Pretty shot ..
Very sharp details and superb pose, natural colors too.
this is also a great sharpness picture
good details and nice soft BG with beautiful colours
thanks greeting lou
- [2012-08-15 9:59]
What a nice bird .Great POV. You managed to cope with green BG and black tones of the bird very well. I like your composition and note too. Best wishes and TFS.
Best regards Siggi
- [2012-08-15 10:20]
We have got them by hundreds here. They bring a lot of damage. So it isn't my favourite bird, but the photo is very beautiful. Taken from a perfect low POV in excellent sharpness, details and very nice natural colours. Good DOF and composition.
- [2012-08-15 10:28]
Very nice portrait of this jackdaw. Excellent detail and focus.
- [2012-08-15 10:50]
excellent sharpness for great details, nice POV,
great use of light ! Well done !
of course excellent depth of field. I like this portrait. Many details. Beautiful composition.
Thanks for sharing,
Interesanta fotografie despre aceasta pasare,care este greu de fotografiat.Fine captura si o compozitie perfecta,culorile si detaiile sunt reusita.Faina prezentare!
- [2012-08-16 1:36]
Perfectly exposed and sharp image of the Jackdaw. The feathers of this dark bird show up perfectly with a nice soft background. TFS Deon
- [2012-08-16 2:56]
Great shot of this jackdaw. Superb details in the feathers. The blue eye is magic.

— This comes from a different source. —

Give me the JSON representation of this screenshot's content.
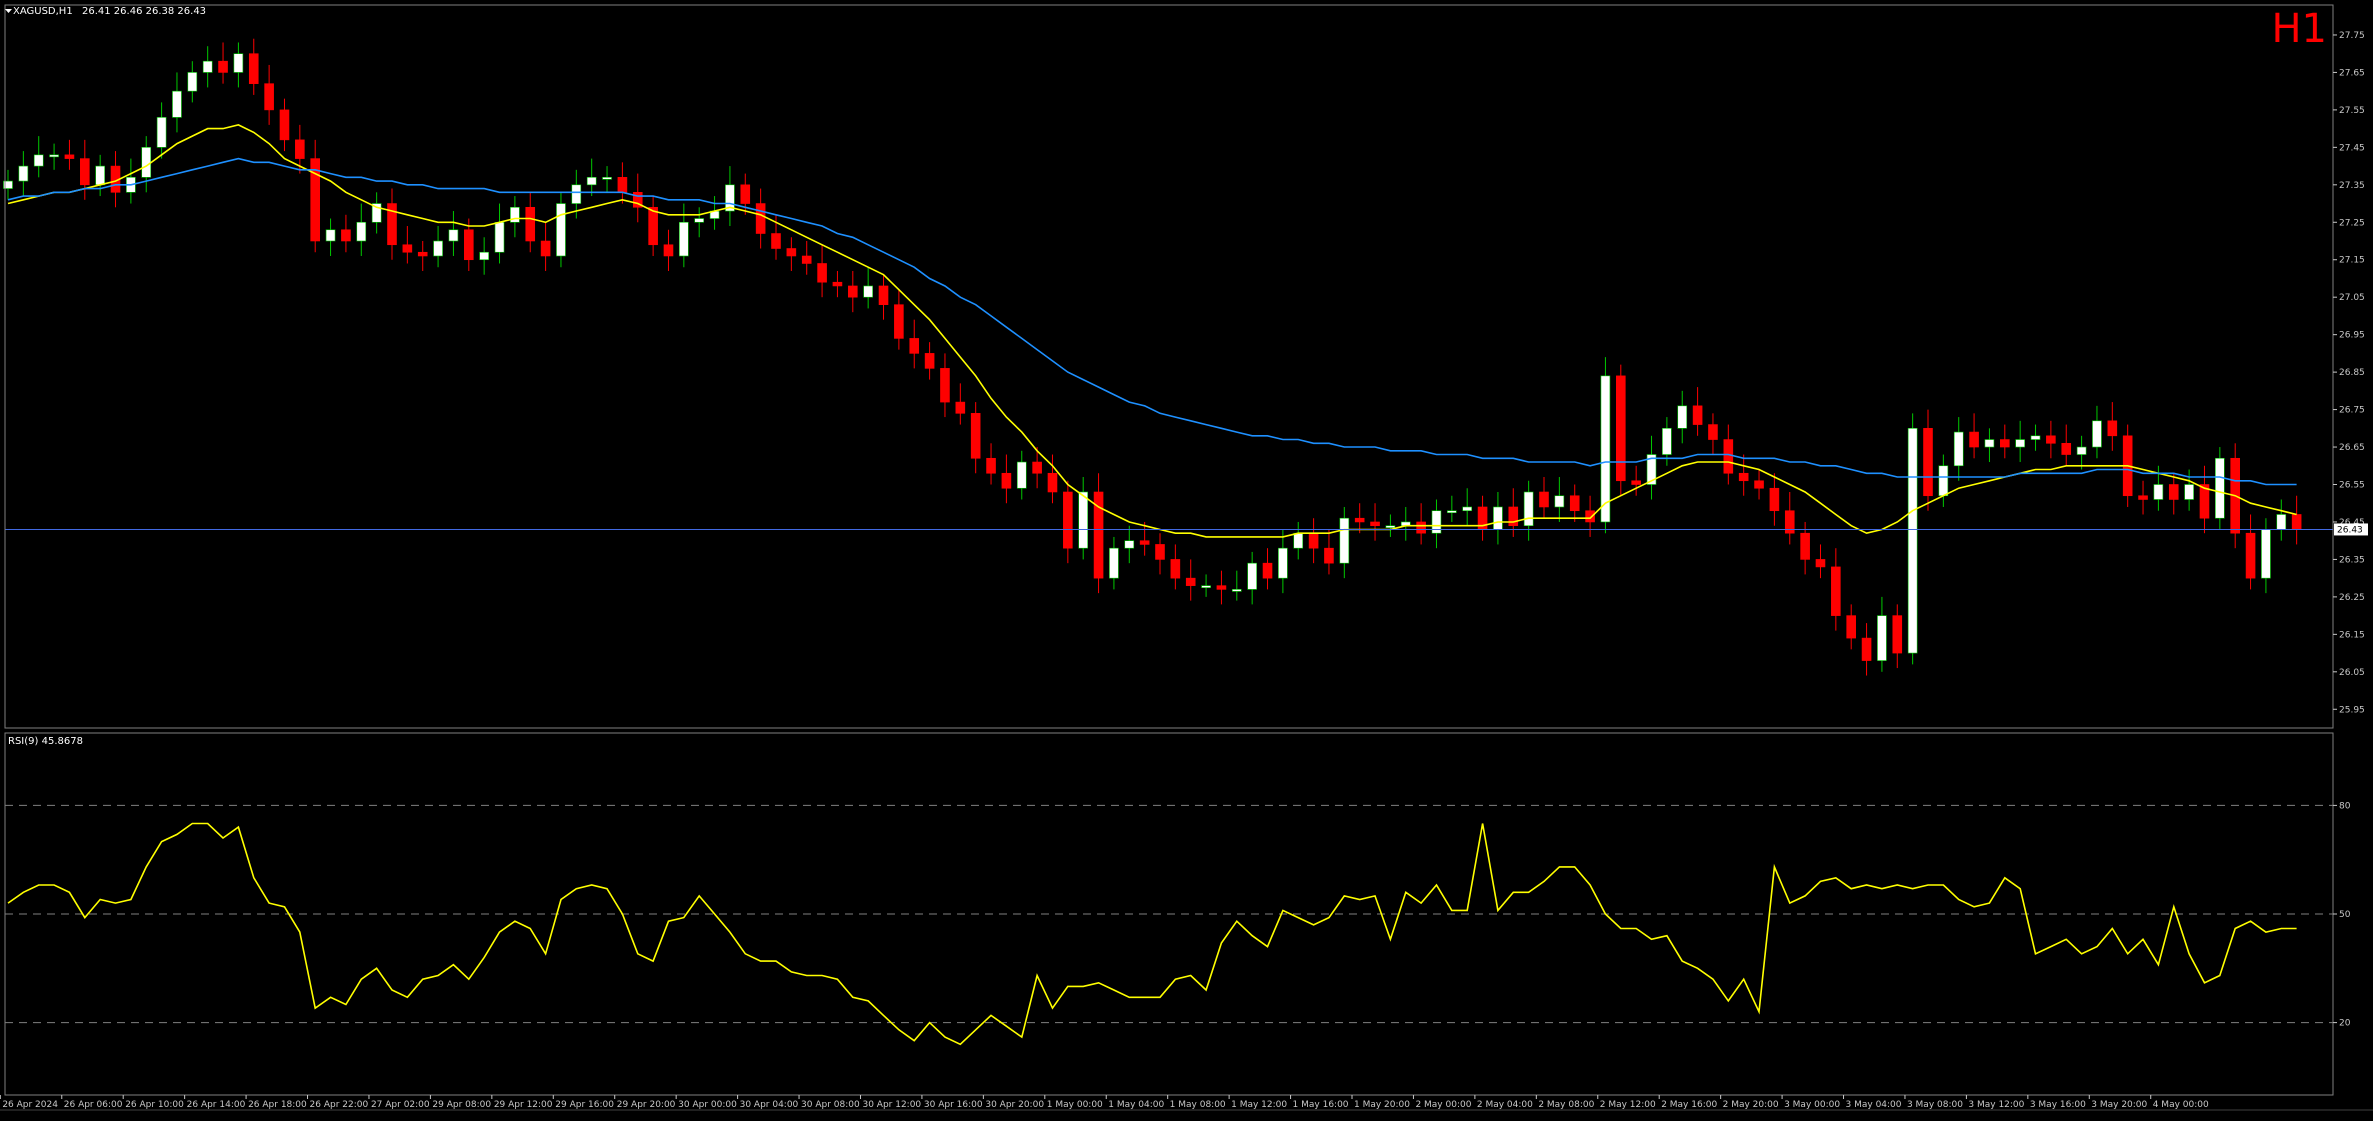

An excellent capture with beautiful natural coloration, sharpness & pose. Well composed & presented with a nice POV. Nice work & TFS. Regards & best wishes!